### Materials provided

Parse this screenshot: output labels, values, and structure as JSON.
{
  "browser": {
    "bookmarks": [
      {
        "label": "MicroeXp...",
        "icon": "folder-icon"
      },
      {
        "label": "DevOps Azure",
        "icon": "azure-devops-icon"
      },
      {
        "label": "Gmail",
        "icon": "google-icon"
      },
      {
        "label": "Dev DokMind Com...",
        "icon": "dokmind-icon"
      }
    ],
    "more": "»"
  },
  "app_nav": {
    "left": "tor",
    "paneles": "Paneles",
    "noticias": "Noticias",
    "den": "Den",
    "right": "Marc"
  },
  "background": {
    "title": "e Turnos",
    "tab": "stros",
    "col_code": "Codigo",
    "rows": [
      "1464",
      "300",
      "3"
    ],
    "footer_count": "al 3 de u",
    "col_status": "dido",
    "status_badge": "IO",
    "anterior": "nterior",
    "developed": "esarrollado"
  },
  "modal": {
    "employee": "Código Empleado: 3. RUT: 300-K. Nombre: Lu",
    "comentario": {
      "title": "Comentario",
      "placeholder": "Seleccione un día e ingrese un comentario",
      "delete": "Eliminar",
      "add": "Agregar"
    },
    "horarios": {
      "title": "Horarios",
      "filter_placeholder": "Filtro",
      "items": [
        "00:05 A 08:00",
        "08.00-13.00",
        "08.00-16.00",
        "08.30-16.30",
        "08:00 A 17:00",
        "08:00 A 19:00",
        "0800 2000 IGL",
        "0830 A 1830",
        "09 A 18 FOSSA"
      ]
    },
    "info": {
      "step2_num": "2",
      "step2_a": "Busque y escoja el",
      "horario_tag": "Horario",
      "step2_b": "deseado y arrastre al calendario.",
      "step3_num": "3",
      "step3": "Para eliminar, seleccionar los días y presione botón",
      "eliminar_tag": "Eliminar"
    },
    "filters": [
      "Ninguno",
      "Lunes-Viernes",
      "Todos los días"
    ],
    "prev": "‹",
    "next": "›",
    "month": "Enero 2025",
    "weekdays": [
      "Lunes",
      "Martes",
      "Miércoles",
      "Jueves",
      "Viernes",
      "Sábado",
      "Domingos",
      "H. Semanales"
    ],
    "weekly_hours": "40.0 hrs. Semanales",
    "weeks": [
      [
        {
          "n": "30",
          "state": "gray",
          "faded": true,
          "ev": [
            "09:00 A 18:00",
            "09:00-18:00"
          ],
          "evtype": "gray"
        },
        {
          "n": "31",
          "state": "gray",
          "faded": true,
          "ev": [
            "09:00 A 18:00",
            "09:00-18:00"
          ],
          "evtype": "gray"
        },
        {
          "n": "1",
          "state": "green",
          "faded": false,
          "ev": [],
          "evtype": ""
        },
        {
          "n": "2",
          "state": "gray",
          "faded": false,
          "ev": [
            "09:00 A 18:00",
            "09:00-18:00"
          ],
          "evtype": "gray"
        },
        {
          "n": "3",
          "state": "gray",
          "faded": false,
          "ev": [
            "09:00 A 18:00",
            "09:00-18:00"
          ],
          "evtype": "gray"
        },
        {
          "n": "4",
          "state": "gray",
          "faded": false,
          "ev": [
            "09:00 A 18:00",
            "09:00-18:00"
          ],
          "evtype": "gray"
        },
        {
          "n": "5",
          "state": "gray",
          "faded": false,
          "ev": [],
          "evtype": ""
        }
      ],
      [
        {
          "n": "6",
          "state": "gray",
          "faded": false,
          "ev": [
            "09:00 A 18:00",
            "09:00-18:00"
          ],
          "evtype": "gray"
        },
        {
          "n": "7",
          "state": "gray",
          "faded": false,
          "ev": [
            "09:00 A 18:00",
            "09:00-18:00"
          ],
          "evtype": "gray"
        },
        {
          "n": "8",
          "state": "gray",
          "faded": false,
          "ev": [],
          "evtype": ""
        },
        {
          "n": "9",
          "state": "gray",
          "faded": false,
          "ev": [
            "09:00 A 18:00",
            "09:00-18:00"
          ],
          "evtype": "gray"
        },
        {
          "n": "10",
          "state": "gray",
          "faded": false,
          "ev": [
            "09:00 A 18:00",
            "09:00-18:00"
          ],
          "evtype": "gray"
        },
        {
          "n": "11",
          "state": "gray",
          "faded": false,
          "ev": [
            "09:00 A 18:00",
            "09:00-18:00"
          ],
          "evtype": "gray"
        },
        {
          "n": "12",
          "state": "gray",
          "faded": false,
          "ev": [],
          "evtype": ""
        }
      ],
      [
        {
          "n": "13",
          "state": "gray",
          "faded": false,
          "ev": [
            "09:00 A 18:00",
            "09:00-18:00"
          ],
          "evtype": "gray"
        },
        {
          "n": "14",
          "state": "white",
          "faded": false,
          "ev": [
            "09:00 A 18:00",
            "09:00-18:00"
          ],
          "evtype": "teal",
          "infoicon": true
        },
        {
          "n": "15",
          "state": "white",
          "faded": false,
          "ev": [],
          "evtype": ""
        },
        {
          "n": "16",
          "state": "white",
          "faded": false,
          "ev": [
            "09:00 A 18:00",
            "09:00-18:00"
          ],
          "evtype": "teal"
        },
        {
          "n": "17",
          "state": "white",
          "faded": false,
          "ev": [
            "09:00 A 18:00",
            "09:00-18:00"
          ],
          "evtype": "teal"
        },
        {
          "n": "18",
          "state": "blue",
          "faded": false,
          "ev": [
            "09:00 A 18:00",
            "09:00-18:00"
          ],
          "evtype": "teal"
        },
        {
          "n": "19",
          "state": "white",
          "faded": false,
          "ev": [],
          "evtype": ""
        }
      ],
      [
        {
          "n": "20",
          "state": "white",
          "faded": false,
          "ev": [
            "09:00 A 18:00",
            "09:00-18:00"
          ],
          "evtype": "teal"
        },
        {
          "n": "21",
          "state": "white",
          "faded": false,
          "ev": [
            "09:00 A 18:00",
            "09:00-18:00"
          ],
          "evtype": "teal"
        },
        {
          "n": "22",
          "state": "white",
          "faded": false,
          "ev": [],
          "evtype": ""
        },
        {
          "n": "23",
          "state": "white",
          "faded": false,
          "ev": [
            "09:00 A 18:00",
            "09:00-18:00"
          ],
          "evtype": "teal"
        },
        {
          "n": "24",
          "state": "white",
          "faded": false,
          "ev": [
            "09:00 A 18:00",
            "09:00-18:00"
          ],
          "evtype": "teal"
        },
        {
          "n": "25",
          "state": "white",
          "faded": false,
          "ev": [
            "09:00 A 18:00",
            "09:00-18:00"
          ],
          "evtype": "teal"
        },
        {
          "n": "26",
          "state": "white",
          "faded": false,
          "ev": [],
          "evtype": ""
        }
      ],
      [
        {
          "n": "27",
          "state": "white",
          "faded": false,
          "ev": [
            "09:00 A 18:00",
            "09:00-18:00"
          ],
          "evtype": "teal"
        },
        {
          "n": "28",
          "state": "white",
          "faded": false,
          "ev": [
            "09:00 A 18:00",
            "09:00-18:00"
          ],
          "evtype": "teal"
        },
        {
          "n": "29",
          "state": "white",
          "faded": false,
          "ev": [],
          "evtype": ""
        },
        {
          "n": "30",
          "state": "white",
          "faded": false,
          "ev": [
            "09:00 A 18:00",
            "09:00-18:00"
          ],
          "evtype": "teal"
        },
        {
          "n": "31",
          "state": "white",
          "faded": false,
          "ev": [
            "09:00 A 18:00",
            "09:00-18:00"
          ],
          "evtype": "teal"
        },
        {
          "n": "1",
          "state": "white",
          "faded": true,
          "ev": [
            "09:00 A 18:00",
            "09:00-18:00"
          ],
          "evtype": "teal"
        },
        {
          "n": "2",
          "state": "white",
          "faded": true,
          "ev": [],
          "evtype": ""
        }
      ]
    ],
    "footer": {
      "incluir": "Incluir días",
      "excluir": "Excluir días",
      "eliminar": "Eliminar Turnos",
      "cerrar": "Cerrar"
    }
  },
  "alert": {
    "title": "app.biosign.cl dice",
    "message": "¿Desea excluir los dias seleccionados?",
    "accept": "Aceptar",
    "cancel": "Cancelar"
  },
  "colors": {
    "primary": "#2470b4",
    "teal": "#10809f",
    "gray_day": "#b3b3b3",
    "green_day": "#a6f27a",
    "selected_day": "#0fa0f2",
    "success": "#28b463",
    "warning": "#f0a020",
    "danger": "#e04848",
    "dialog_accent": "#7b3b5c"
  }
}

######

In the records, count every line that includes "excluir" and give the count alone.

> [Output] 2